We’re going to start with a few assumptions. We’re going to assume that because you’re reading this article you are a CNC machinist or are interested in CNC machining. More to the point, you’re reading this article because you know the difference between things like steel, nylon, and brass when it comes to machining them. Okay then, with all that established, we will impart some knowledge to you concerning machining brass materials on a CNC machine.
Best brass for machining

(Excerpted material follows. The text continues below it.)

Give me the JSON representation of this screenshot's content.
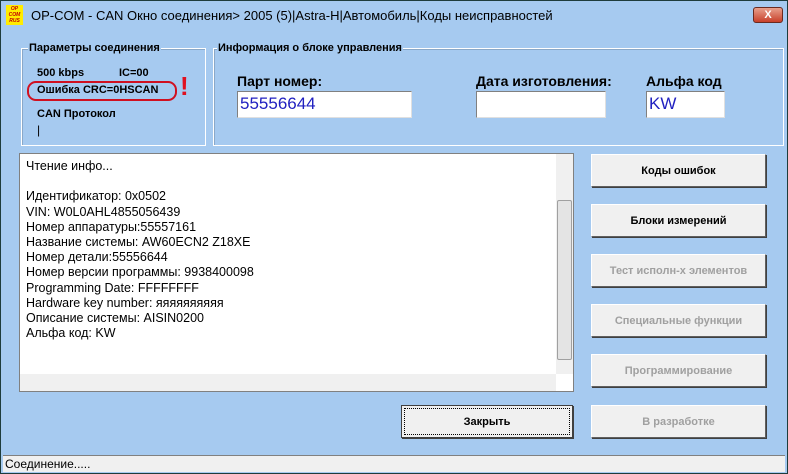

The chemical formula for making a brass alloy is simple enough; Add Zinc to Copper and stir in a little pinch of Lead and you’ve got brass. The exact formula depends upon what you’re trying to make. Some formulas have more Zinc or Copper, but the best brass for machining should have at least 2% Lead to help with machining characteristics. The added Lead keeps the malleability higher and that results in cleaner, smoother, cuts and extended tool edge life. CNC machinists familiar with the advantages brass brings enjoy better machine outputs and tool performance.
Due to its low corrosiveness and high electrical conductivity, brass is the metal of choice for all kinds of products. Valves, hoses, fittings, electrical parts, and a plethora of other items are made from brass. As a machining material, brass is a “low friction” metal. That means brass can be machined using less power and with longer tool life. As a result of its properties, many manufacturers prefer machining brass components because they can speed up the CNC machine without affecting the workpiece. Faster production and less tool swapping equal more profit. The best brass for machining is known as Alloy 360, Free-Machining, or Cutting Brass.
History of tooled brass
The compound brass has been around since before anyone could write about it. It appears in the history books around 300 BC and keeps on going right on through to modern times. Because it doesn’t rust easily, shines nicely, and stands up to abuse pretty well, brass has been a go-to metal for a long, long time. Everyone from Ancient Greece and Roman metallurgists to Chinese foundries and Indian smelters was making brass for swords, shields, and other useful items. Brass adorned women’s wrists, elite carriages, and brass buttons on soldiers’ and sailors’ uniforms. The variety of uses has only increased over time and the introduction of technology has increased brass consumption significantly in recent years.
Modern uses for machined brass parts
Throughout time, brass has been introduced into more and more everyday items as well as some specialized things. Some of the items we machine brass in are tiny and others can be quite massive. From valve stems in automobile tires to fittings on sailing ships, the range of products is truly limitless. Understanding the machining qualities of different brass alloys expands production capability as well as sales and marketing opportunities. By incorporating Brass CNC machining capability into production, a machine shop or high-capacity plant can increase its contributions to the bottom line.